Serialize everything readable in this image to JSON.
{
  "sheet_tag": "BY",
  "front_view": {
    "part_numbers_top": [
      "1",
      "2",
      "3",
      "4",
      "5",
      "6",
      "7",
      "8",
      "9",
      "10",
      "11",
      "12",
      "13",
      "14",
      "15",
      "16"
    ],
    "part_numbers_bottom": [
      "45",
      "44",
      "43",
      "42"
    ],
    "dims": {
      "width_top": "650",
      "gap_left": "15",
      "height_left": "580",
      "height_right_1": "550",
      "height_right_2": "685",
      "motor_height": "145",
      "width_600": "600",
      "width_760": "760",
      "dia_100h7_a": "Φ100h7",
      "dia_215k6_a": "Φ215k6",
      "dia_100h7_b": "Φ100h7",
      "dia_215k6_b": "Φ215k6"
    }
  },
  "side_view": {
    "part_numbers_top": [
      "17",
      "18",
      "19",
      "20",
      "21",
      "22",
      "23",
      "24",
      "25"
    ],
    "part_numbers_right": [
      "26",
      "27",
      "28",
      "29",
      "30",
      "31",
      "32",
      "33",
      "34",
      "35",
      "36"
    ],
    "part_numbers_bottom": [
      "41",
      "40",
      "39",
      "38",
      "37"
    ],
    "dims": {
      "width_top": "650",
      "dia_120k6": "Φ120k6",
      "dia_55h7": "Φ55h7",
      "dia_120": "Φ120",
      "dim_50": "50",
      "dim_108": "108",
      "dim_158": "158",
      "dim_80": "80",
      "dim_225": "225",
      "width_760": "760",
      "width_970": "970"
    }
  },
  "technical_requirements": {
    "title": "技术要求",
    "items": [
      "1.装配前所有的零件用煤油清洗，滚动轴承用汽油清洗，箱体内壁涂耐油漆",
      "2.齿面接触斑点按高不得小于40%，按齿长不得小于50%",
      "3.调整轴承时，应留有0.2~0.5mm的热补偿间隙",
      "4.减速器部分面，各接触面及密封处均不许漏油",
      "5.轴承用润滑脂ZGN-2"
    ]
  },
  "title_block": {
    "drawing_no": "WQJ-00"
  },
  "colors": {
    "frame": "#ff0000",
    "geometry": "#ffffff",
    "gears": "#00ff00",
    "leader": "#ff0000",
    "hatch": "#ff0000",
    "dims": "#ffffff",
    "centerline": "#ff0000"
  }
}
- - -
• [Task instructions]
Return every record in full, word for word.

• [Solution to the exercise]
Serialize everything readable in this image to JSON.
{
  "sheet_tag": "BY",
  "front_view": {
    "part_numbers_top": [
      "1",
      "2",
      "3",
      "4",
      "5",
      "6",
      "7",
      "8",
      "9",
      "10",
      "11",
      "12",
      "13",
      "14",
      "15",
      "16"
    ],
    "part_numbers_bottom": [
      "45",
      "44",
      "43",
      "42"
    ],
    "dims": {
      "width_top": "650",
      "gap_left": "15",
      "height_left": "580",
      "height_right_1": "550",
      "height_right_2": "685",
      "motor_height": "145",
      "width_600": "600",
      "width_760": "760",
      "dia_100h7_a": "Φ100h7",
      "dia_215k6_a": "Φ215k6",
      "dia_100h7_b": "Φ100h7",
      "dia_215k6_b": "Φ215k6"
    }
  },
  "side_view": {
    "part_numbers_top": [
      "17",
      "18",
      "19",
      "20",
      "21",
      "22",
      "23",
      "24",
      "25"
    ],
    "part_numbers_right": [
      "26",
      "27",
      "28",
      "29",
      "30",
      "31",
      "32",
      "33",
      "34",
      "35",
      "36"
    ],
    "part_numbers_bottom": [
      "41",
      "40",
      "39",
      "38",
      "37"
    ],
    "dims": {
      "width_top": "650",
      "dia_120k6": "Φ120k6",
      "dia_55h7": "Φ55h7",
      "dia_120": "Φ120",
      "dim_50": "50",
      "dim_108": "108",
      "dim_158": "158",
      "dim_80": "80",
      "dim_225": "225",
      "width_760": "760",
      "width_970": "970"
    }
  },
  "technical_requirements": {
    "title": "技术要求",
    "items": [
      "1.装配前所有的零件用煤油清洗，滚动轴承用汽油清洗，箱体内壁涂耐油漆",
      "2.齿面接触斑点按高不得小于40%，按齿长不得小于50%",
      "3.调整轴承时，应留有0.2~0.5mm的热补偿间隙",
      "4.减速器部分面，各接触面及密封处均不许漏油",
      "5.轴承用润滑脂ZGN-2"
    ]
  },
  "title_block": {
    "drawing_no": "WQJ-00"
  },
  "colors": {
    "frame": "#ff0000",
    "geometry": "#ffffff",
    "gears": "#00ff00",
    "leader": "#ff0000",
    "hatch": "#ff0000",
    "dims": "#ffffff",
    "centerline": "#ff0000"
  }
}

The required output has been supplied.